Data about app and page elements
^^^^

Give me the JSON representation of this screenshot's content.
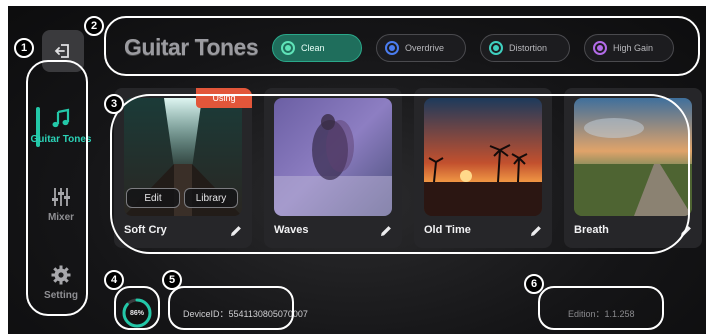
{
  "header": {
    "title": "Guitar Tones"
  },
  "tones": [
    {
      "label": "Clean",
      "active": true,
      "dot_color": "#5fe3b8"
    },
    {
      "label": "Overdrive",
      "active": false,
      "dot_color": "#4b7df0"
    },
    {
      "label": "Distortion",
      "active": false,
      "dot_color": "#3fd0c0"
    },
    {
      "label": "High Gain",
      "active": false,
      "dot_color": "#b26be8"
    }
  ],
  "sidebar": {
    "items": [
      {
        "label": "Guitar Tones",
        "icon": "music-note-icon",
        "active": true
      },
      {
        "label": "Mixer",
        "icon": "sliders-icon",
        "active": false
      },
      {
        "label": "Setting",
        "icon": "gear-icon",
        "active": false
      }
    ]
  },
  "cards": [
    {
      "name": "Soft Cry",
      "badge": "Using",
      "actions": [
        "Edit",
        "Library"
      ]
    },
    {
      "name": "Waves"
    },
    {
      "name": "Old Time"
    },
    {
      "name": "Breath"
    }
  ],
  "footer": {
    "progress_label": "86%",
    "progress_value": 0.86,
    "device_id": "DeviceID：5541130805070007",
    "edition": "Edition：1.1.258"
  },
  "annotations": [
    "1",
    "2",
    "3",
    "4",
    "5",
    "6"
  ],
  "colors": {
    "accent": "#23c8a8",
    "badge": "#e2563a",
    "annotation": "#ffffff"
  }
}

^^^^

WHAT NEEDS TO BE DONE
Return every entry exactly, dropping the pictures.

EXERCISE RESPONSE
Give me the JSON representation of this screenshot's content.
{
  "header": {
    "title": "Guitar Tones"
  },
  "tones": [
    {
      "label": "Clean",
      "active": true,
      "dot_color": "#5fe3b8"
    },
    {
      "label": "Overdrive",
      "active": false,
      "dot_color": "#4b7df0"
    },
    {
      "label": "Distortion",
      "active": false,
      "dot_color": "#3fd0c0"
    },
    {
      "label": "High Gain",
      "active": false,
      "dot_color": "#b26be8"
    }
  ],
  "sidebar": {
    "items": [
      {
        "label": "Guitar Tones",
        "icon": "music-note-icon",
        "active": true
      },
      {
        "label": "Mixer",
        "icon": "sliders-icon",
        "active": false
      },
      {
        "label": "Setting",
        "icon": "gear-icon",
        "active": false
      }
    ]
  },
  "cards": [
    {
      "name": "Soft Cry",
      "badge": "Using",
      "actions": [
        "Edit",
        "Library"
      ]
    },
    {
      "name": "Waves"
    },
    {
      "name": "Old Time"
    },
    {
      "name": "Breath"
    }
  ],
  "footer": {
    "progress_label": "86%",
    "progress_value": 0.86,
    "device_id": "DeviceID：5541130805070007",
    "edition": "Edition：1.1.258"
  },
  "annotations": [
    "1",
    "2",
    "3",
    "4",
    "5",
    "6"
  ],
  "colors": {
    "accent": "#23c8a8",
    "badge": "#e2563a",
    "annotation": "#ffffff"
  }
}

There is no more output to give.